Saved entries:
*****

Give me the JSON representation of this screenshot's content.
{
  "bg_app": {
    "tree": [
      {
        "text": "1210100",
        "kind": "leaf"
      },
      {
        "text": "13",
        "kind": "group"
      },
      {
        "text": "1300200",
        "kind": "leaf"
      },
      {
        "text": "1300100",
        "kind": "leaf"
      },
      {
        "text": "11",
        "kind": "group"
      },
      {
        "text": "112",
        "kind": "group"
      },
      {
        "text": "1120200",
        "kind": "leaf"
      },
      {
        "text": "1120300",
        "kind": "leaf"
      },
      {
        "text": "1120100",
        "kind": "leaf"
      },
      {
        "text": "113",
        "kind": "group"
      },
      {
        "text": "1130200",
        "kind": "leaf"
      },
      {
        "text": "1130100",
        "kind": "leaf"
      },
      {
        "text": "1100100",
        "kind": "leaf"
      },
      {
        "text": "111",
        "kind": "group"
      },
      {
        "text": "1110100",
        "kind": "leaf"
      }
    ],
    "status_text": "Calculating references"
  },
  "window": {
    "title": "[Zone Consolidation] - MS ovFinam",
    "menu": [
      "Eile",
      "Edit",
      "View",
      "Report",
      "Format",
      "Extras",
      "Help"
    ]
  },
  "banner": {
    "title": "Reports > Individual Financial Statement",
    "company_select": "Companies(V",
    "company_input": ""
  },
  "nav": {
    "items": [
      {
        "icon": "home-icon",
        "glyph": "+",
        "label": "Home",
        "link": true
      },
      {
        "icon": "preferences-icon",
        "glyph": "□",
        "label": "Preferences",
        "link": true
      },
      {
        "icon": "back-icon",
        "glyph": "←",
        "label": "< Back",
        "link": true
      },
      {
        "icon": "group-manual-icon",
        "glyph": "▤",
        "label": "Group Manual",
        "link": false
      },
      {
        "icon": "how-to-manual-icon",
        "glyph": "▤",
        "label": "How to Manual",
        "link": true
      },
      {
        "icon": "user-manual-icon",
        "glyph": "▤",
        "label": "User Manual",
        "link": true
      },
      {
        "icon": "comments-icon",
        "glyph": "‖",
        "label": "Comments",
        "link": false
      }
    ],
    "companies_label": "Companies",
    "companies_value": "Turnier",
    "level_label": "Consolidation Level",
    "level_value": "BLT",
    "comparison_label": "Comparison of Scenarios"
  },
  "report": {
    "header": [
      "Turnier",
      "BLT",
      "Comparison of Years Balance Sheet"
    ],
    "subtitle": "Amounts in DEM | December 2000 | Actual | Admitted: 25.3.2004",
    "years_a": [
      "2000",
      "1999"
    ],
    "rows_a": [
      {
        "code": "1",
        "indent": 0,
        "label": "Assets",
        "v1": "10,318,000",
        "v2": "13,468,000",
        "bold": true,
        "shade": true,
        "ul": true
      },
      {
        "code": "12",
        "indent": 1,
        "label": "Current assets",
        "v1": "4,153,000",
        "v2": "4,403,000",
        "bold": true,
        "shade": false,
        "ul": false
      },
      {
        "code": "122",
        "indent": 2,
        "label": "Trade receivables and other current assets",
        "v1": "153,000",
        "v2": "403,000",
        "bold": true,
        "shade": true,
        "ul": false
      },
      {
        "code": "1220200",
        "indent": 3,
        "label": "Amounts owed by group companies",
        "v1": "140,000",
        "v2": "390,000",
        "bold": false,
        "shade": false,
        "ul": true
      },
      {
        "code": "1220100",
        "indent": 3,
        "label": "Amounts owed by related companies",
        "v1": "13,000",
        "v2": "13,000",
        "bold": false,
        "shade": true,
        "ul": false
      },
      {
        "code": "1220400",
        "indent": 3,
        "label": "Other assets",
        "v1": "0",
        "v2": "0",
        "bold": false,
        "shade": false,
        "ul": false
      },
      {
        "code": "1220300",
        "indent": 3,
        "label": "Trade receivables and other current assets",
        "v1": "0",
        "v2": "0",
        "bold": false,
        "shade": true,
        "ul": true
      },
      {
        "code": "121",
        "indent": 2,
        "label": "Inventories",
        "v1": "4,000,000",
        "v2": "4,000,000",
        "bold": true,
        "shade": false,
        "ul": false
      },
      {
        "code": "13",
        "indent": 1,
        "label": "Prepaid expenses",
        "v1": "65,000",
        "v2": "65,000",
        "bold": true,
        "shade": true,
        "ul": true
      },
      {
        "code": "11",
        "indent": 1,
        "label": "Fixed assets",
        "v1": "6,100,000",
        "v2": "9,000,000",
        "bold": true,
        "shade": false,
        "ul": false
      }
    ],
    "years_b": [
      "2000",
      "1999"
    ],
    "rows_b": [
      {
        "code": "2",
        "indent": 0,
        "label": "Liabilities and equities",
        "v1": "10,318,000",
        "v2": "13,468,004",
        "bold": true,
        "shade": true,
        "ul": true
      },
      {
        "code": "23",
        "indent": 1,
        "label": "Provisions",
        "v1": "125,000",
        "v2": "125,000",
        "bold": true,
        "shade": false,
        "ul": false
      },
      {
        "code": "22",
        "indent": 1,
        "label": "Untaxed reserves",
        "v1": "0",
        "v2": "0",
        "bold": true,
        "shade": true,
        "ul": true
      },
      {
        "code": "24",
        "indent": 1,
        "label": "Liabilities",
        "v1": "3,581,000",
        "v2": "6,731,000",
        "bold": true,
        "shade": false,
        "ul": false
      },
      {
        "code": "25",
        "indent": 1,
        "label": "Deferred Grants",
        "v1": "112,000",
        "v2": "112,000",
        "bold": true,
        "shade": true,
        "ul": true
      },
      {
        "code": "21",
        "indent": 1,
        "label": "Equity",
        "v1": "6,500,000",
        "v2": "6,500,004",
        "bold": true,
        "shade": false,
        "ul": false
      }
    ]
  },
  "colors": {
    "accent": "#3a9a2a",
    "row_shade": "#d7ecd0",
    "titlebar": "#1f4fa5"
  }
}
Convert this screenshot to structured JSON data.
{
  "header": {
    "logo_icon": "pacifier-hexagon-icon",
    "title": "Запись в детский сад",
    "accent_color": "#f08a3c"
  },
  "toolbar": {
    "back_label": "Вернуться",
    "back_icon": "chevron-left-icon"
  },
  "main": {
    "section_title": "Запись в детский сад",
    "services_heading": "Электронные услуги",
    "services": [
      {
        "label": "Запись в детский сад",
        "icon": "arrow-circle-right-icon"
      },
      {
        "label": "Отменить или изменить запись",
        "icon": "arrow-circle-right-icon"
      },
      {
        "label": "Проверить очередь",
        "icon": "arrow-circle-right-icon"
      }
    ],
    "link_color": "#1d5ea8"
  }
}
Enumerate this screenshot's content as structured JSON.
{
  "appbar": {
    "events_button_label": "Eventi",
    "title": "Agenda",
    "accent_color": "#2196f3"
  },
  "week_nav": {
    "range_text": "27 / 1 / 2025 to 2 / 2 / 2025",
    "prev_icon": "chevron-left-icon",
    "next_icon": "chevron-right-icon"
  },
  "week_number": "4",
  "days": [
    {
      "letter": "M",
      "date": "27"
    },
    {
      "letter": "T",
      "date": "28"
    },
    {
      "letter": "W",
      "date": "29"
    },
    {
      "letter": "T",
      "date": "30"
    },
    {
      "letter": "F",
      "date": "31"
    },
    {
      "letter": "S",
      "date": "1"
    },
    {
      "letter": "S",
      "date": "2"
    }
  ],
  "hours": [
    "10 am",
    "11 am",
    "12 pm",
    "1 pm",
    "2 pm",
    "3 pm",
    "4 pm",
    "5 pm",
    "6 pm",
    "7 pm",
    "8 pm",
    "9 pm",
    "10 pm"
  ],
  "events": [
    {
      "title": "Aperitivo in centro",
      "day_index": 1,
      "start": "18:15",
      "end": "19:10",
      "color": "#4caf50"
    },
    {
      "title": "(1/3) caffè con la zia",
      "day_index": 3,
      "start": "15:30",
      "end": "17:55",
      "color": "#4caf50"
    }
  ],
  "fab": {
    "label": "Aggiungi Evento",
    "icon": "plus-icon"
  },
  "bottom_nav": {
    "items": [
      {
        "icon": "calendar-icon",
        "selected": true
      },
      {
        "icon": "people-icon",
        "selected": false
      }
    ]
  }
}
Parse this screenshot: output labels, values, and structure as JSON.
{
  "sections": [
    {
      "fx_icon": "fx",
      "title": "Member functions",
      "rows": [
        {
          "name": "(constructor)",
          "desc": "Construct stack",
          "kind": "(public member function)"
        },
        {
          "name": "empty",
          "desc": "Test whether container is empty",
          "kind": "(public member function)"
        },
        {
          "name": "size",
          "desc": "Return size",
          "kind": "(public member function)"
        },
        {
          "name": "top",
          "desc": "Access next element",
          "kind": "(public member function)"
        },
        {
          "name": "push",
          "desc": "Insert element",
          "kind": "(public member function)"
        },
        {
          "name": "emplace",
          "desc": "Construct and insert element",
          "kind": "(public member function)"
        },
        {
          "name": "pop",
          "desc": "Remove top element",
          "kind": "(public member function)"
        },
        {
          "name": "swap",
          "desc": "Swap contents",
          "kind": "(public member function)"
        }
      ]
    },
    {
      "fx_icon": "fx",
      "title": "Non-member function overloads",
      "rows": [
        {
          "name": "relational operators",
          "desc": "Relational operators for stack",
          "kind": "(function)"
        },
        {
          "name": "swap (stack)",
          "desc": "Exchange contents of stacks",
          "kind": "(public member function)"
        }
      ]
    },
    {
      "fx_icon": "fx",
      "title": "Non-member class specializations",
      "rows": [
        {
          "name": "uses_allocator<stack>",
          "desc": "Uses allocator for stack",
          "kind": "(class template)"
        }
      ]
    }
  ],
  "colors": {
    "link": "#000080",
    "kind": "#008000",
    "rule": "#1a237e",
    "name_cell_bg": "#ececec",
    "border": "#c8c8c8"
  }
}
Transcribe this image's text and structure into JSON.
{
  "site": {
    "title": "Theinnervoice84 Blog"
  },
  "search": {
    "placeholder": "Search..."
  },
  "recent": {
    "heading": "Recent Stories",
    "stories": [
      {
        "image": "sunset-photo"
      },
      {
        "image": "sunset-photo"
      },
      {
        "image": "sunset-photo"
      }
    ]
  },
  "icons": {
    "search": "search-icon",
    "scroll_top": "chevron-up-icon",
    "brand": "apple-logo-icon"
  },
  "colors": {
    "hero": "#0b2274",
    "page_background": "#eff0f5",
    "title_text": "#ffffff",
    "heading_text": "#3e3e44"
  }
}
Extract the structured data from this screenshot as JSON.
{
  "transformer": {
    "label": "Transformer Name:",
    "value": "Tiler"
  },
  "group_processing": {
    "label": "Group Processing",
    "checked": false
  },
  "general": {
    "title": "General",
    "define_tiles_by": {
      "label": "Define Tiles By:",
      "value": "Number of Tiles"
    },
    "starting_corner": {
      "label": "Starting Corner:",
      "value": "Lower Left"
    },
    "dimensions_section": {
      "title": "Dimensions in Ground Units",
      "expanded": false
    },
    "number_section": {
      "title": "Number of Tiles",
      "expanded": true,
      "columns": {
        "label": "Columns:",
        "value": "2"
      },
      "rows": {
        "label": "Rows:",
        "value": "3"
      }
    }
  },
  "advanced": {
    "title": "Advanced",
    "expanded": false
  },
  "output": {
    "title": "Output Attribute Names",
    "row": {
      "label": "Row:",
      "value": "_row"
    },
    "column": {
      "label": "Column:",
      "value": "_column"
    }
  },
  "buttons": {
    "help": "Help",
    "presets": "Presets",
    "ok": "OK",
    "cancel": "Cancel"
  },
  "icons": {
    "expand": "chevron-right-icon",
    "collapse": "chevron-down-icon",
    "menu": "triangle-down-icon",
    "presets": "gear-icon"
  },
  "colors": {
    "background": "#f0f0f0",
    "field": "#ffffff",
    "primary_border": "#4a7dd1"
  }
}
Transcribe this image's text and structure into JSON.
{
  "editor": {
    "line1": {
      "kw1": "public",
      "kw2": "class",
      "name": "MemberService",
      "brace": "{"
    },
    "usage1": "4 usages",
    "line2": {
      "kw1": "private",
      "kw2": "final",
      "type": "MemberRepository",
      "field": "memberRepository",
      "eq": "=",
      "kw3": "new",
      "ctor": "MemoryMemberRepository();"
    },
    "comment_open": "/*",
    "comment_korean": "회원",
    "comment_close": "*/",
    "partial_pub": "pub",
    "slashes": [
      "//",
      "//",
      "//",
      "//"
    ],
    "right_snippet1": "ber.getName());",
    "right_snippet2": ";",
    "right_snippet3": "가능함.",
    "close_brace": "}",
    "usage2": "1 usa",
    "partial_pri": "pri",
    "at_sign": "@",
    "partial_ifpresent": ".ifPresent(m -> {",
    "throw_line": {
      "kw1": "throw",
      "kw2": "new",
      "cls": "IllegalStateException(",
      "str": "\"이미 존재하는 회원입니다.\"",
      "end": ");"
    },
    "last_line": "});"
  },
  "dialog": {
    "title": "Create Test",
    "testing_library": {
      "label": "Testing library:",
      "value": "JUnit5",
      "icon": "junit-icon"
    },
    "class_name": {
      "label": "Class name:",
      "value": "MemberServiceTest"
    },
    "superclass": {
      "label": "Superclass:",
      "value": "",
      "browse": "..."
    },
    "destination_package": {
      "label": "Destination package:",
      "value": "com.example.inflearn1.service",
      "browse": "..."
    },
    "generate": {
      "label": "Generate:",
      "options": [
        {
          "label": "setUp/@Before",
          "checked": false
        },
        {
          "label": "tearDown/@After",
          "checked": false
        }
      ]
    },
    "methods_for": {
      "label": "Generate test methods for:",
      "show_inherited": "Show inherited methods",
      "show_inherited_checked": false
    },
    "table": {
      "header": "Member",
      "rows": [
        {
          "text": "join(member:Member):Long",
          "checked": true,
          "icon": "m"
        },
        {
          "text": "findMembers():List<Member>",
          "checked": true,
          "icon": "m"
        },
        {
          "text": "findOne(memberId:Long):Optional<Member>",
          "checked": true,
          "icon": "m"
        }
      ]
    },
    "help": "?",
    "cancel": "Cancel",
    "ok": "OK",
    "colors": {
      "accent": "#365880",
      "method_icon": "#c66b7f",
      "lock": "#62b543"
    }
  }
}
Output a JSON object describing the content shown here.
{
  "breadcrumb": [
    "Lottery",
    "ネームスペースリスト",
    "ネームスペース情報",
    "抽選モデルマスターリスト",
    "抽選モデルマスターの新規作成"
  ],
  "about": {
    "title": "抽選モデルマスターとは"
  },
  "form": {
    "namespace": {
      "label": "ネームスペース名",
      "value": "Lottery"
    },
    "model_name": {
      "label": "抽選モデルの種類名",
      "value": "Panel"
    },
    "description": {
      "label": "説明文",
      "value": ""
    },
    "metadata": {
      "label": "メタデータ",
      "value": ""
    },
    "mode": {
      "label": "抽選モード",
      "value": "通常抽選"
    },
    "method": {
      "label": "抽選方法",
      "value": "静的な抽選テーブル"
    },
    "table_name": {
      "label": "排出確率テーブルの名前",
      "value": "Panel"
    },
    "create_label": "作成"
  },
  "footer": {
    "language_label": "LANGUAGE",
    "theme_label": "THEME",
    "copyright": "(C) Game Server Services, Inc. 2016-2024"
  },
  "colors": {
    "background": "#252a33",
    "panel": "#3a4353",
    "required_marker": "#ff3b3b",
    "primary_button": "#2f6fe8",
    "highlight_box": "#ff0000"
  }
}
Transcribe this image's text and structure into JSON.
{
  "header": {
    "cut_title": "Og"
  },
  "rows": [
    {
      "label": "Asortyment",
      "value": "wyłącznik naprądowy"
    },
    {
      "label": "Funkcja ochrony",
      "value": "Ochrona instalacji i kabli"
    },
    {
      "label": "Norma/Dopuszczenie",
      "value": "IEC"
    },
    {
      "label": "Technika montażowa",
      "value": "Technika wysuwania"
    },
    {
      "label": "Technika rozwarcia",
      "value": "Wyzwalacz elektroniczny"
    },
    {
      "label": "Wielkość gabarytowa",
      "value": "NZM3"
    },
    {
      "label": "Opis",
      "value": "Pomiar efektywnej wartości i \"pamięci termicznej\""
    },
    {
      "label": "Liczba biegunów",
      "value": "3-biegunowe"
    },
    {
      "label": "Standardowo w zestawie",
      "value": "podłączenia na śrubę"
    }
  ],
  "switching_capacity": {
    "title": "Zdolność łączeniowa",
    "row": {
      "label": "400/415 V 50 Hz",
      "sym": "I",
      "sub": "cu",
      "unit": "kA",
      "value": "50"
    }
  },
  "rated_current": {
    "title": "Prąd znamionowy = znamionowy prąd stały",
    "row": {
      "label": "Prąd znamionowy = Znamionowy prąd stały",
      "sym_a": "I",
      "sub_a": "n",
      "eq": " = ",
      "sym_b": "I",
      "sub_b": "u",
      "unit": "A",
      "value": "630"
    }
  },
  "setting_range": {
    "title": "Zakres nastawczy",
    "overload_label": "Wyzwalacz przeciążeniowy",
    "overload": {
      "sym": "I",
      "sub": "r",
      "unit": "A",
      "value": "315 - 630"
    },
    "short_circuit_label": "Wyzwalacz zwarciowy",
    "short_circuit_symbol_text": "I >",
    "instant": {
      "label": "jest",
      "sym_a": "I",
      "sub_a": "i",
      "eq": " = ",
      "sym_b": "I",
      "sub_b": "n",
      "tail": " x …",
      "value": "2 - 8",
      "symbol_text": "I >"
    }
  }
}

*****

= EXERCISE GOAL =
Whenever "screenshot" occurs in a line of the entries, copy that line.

= RESULT =
Give me the JSON representation of this screenshot's content.
Convert this screenshot to structured JSON data.
Enumerate this screenshot's content as structured JSON.
Parse this screenshot: output labels, values, and structure as JSON.
Extract the structured data from this screenshot as JSON.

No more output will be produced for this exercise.